What about Santa's spying and then rewarding you if you're good enough? That's not the way God operates. He gave us his gift—his Son—even though we weren't good at all. "God shows his love for us in that while we were still sinners, Christ died for us" (Romans 5:8). He gave his gift to us to make us good, not because we had proved ourselves good enough.
I also thought her grandson sums it up very well in this video from last year.

Thursday, December 03, 2009

Hunting Tiger Woods

C.J. Mahaney has a great post concerning the recent saga with Tiger Woods and how it relates to us. Here's a section:
Hunted by the Media

As expected, the allegations of adultery involving a public figure are attracting a media pile-on. This is a big story with a big audience and it’s a story that will not disappear soon. Tiger Woods is being hunted by the media.

But let us make sure we do not join the hunt. A Christian’s response to this story should be distinctly different. We should not be entertained by the news. We should not have a morbid interest in all the details. We should be saddened and sobered. We should pray for this man and even more for his wife.

And we can be sure that in the coming days we will be in conversations with friends and family where this topic will emerge. And when it does, we can avoid simply listening to the latest details and speculations, and avoid speaking self-righteously, but instead we can humbly draw attention to the grace of God in the gospel.

Hunted by Sin

But Tiger is being hunted by something more menacing than journalists. Tiger’s real enemy is his sin, and that’s an enemy much more difficult to discern and one that can’t be managed in our own strength. It’s an enemy that never sleeps.
And here's his conclusion:
And this story should humble and sober us. It should make us ask: Are there any so-called “secret sins” in my life?

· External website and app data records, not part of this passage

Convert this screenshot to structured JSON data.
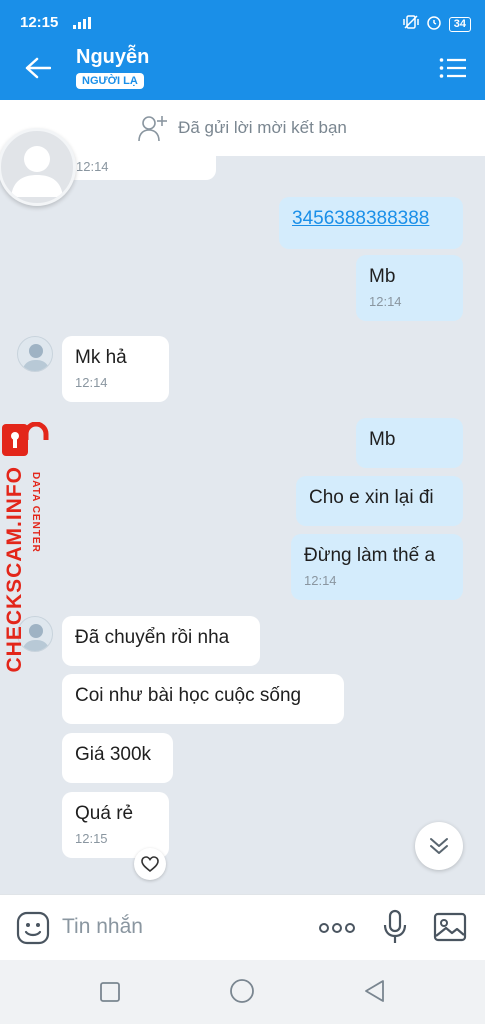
{
  "status_bar": {
    "time": "12:15",
    "battery": "34"
  },
  "header": {
    "contact_name": "Nguyễn",
    "badge": "NGƯỜI LẠ"
  },
  "friend_banner": {
    "text": "Đã gửi lời mời kết bạn"
  },
  "watermark": {
    "brand": "CHECKSCAM.INFO",
    "sub": "DATA CENTER",
    "color": "#e3261a"
  },
  "messages": [
    {
      "side": "in",
      "time": "12:14"
    },
    {
      "side": "out",
      "text": "3456388388388",
      "is_link": true
    },
    {
      "side": "out",
      "text": "Mb",
      "time": "12:14"
    },
    {
      "side": "in",
      "text": "Mk hả",
      "time": "12:14"
    },
    {
      "side": "out",
      "text": "Mb"
    },
    {
      "side": "out",
      "text": "Cho e xin lại đi"
    },
    {
      "side": "out",
      "text": "Đừng làm thế a",
      "time": "12:14"
    },
    {
      "side": "in",
      "text": "Đã chuyển rồi nha"
    },
    {
      "side": "in",
      "text": "Coi như bài học cuộc sống"
    },
    {
      "side": "in",
      "text": "Giá 300k"
    },
    {
      "side": "in",
      "text": "Quá rẻ",
      "time": "12:15"
    }
  ],
  "input": {
    "placeholder": "Tin nhắn"
  },
  "colors": {
    "accent": "#1a8fe8",
    "outgoing_bubble": "#d4ecfc",
    "incoming_bubble": "#ffffff",
    "background": "#e3e8ee"
  }
}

Is there anything I have done that I hope nobody discovers? Is there anything right now in my life that I should confess to God and the appropriate individuals?

And this should leave us more amazed by grace because there, but for the grace of God, go I.
(HT:Justin Taylor)

Wednesday, December 02, 2009

The Unique Impact of Tim Tebow

Pat Forde wrote a good article Sunday over at about the unique impact of Tim Tebow. It's entitled Generosity of spirit separates Tebow. Here are some of the key paragraphs:
We can vigorously debate Tebow's place in college football history as a player. What's not up for debate is his unparalleled ability to provoke the deepest of feelings in fans of the sport.

He said afterward that he wants the fans to remember him for 'how much I cared.' The fact is, fans have never cared so much about a player before.

'I've never seen anything like it,' Florida coach Urban Meyer said. '… He's made unselfish kind of a cool thing.'

None of us has seen anything like it. What makes Tebow unique in the 140-year history of this game is not just his unquenchable spirit. It's his generosity of spirit."
Being a UGA fan, it took me a few years to warm up to Tebow. Even as a Christian, I initially thought putting Bible verses under his eyes was somewhat over the top. But I don't any more. I love the fact that announcers are looking up and reading the verses on the air. And I love seeing the visible impact he has on his coach, his teammates, his fans, and everyone else who takes notice of him.

His humility and generosity coupled with his intensity and passion is something somewhat unique to the world. And I believe it is the expression of Christ in him that is so compelling to people. I thank God for his impact and hope that he continues to point people to the One greater than himself. I am encouraged to do the same.